It will likely be several months, at the least, before the supervisor and worker training, using the Ministry’s materials or equivalent materials, becomes legally required.  In the interim, Ontario employers – particularly large employers – should begin thinking about the logistics of training new and possibly current workers on those materials. (The Ministry has previously released draft training materials for non-supervisory workers, for consultation).

The Ministry states, “If you already provide your supervisors with the information covered in this program through other supervisory training, you may not need to deliver this program. When the Ministry of Labour has completed an equivalency guideline, it will be available to employers in order to find out whether your program meets the required learning objectives of this program.”

The draft supervisory workbook and employer guide may be accessed here.

Mandatory Supervisory Safety Training Coming to Ontario: MOL Releases Draft Workbook and Employer Guide for Consultation

Amendments to the Ontario OHSA in Force as of April 1, 2012

Back in 2011, Ontario employers learned that the government had passed Bill 160, or An Act to amend the Occupational Health and Safety Act and the Workplace Safety and Insurance Act, 1997 with respect to occupational health and safety and other matters.  This Bill represented part of a major overhaul of Ontario’s occupational health and safety system.  Although the Bill received royal assent on June 1, 2011, many of the amendments were not scheduled to come into force until April 1, 2012, or later dates to be proclaimed.  The amendments that came into force on April 1, 2012 include the following: 
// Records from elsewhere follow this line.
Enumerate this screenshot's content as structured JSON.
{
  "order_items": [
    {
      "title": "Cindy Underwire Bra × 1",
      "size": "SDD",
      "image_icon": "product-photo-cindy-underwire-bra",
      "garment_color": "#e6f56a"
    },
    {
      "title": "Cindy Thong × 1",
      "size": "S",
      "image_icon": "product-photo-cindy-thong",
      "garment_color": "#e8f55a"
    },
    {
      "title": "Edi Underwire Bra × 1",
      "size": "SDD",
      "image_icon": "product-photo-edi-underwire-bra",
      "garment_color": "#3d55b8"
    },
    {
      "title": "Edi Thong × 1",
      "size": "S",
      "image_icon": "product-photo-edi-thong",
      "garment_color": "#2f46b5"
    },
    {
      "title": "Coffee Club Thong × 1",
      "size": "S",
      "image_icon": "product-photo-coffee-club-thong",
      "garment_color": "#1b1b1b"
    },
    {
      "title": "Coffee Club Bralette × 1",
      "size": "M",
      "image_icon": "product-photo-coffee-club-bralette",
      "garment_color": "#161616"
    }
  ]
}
  • Section 50 of the OHSA has been amended to permit an inspector to refer matters involving reprisals to the Ontario Labour Relations Board (the “Board”) where the circumstances warrant such a referral, the worker consents, and the matter in question has not been dealt with by way of final and binding arbitration under a collective agreement or by way of a worker complaint to the Board.
     
  • Section 50 of the OHSA has also been amended to permit the Office of the Worker Advisor to provide support to non-unionized workers in respect of reprisal complaints.  Similarly, the Office of the Employer Advisor has been granted permission to provide support to employers with less than 100 employees (or such other number as may be prescribed) who are responding to reprisal complaints.
     
  • Section 63 of the OHSA has been amended to ensure certain protections for employees of the Office of the Worker Advisor and the Office of the Employer Advisor against their compellability as witnesses in legal proceedings and their obligation to produce the documentation or information they have gathered while acting within the scope of their employment.
     
  • Section 65 of the OHSA has been amended to include employees of the Office of the Worker Advisor and the Office of the Employer Advisor in the list of individuals who have immunity from civil proceedings where they have exercised their duties or powers under the OHSA in good faith.
     
  • Section 70 of the OHSA has been amended to allow the Lieutenant Governor of Ontario to make regulations with respect to the functions of the Office of the Worker Advisor and the Office of the Employer Advisor.
Amendments to the Ontario OHSA in Force as of April 1, 2012